Also terminated would be NASA’s Office of STEM Management, which provides education grants to students in science, technology, engineering and math. “The discontinuation of NASA's education grant programs is unlikely to have a significant impact on overall research and STEM capacity building that would continue to be supported through other means,” the budget said.
The Energy Department would lose its Advanced Research Projects Agency, see its applied energy programs reduced by 65 percent and its Biological and Environmental Research cut by 30 percent.
The budget would cut funding for land acquisition both at the Interior Department, by $33 million, and the Agriculture Department, eliminating its role. The two “are already responsible for managing roughly 700 million acres of land and maintenance backlogs close to $20 billion,” the budget said. “Rather than acquiring additional lands that the federal government cannot afford to maintain, these agencies should focus available resources on the management of existing lands and assets.”
The budget also “increases funding for energy development on public lands and in federal waters but decreases funding for safety enforcement and prioritizes energy dominance over the protection of our national parks and their wildlife, and clean air and water,” said the nonprofit National Parks Conservation Association.
“President Trump’s proposed budget is yet another example of the lack of understanding this administration has about the importance and significance of our national parks and public lands,” said Theresa Pierno, the conservation association's president and CEO. “The administration is proposing to gut the National Park Service’s budget by $481 million, which would cut hundreds of ranger jobs as parks continue to experience record visitation. The budget also proposes severely slashing funding for EPA programs that protect the air we breathe and water we drink. This onslaught of budget cuts only compounds challenges already facing our parks and public lands. Yet the administration is determined to increase funding by the billions for a controversial border wall that will block wildlife migration, disrupt water flow and destroy delicate park ecosystems.”
The AAAS argued that the overall cuts in science R&D are actually steeper than they look because “of the lack of timely appropriations” for fiscal 2019, which forced the White House to rely on “placeholders” for agencies such as NASA and Agriculture. Its analysts called the R&D cuts “the toughest… in decades.”
The Union of Concerned Scientists highlighted the proposed elimination of the EPA’s Global Climate Change Research Office and the proposed cuts of nearly 50 percent at Interior’s Climate Adaptation Science Center. “The president’s budget signals a clear antipathy towards action on climate change, with a host of cuts to climate research, adaptation, and even energy efficiency and renewable energy,” wrote Executive Director Kathleen Best. “You be the judge.

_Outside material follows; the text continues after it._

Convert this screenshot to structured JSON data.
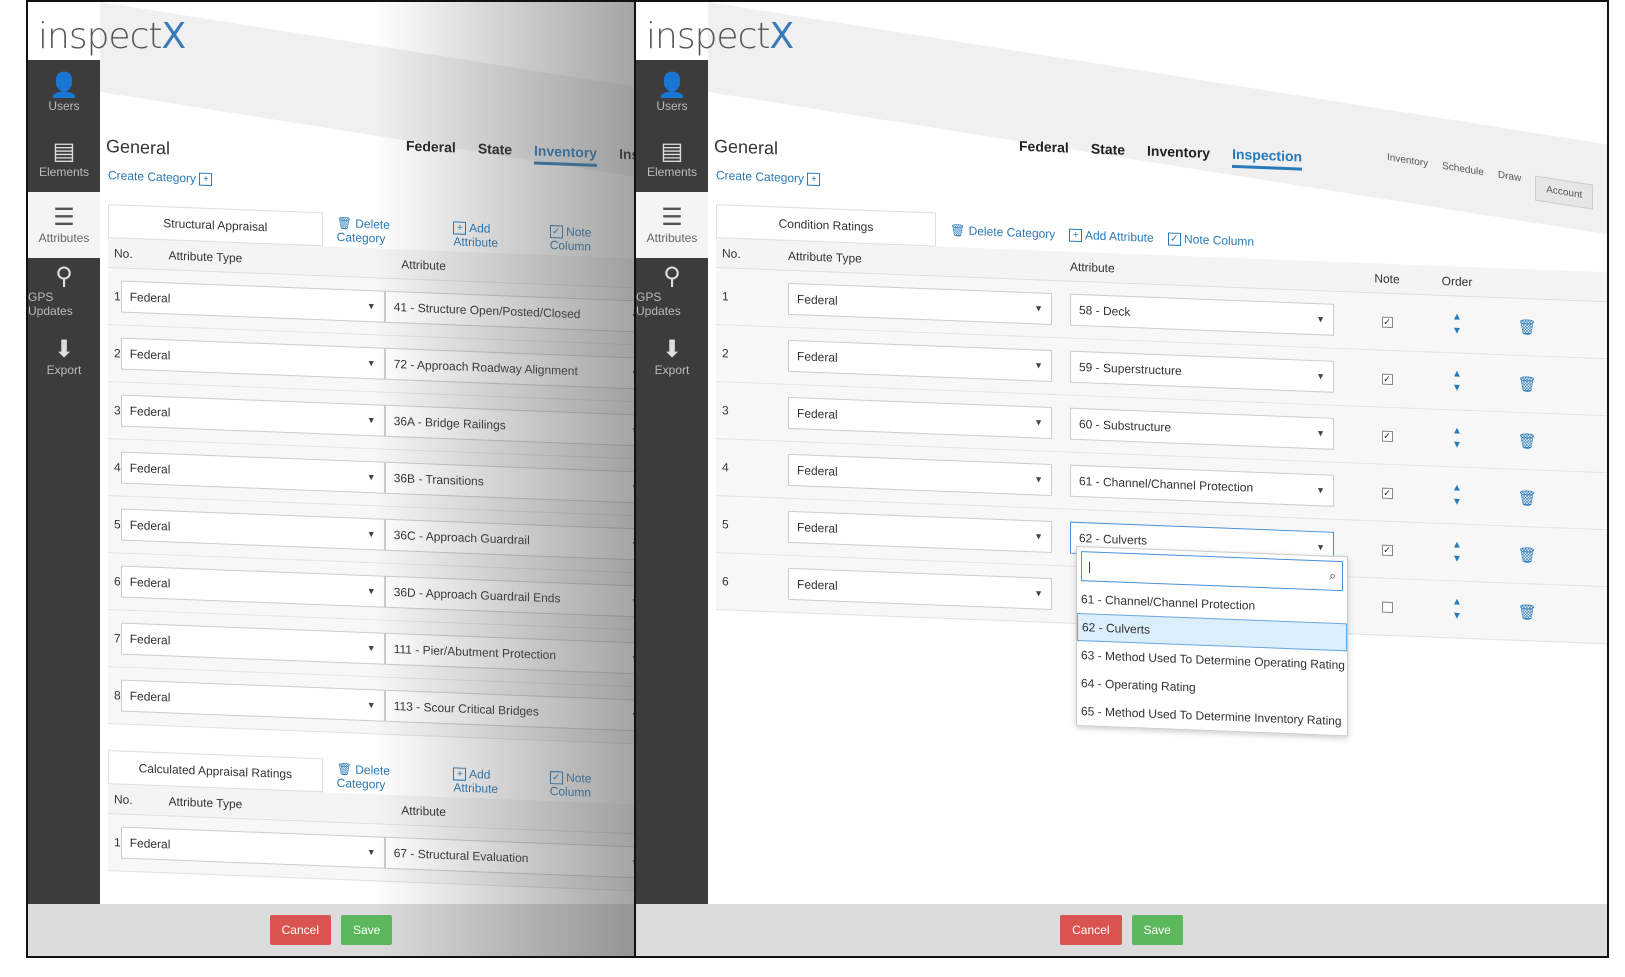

Would President Trump’s budget result in a better America? Better for the health, safety, and livelihoods of the American people? Or perhaps it’s simply better for a select group of special friends and special interests.”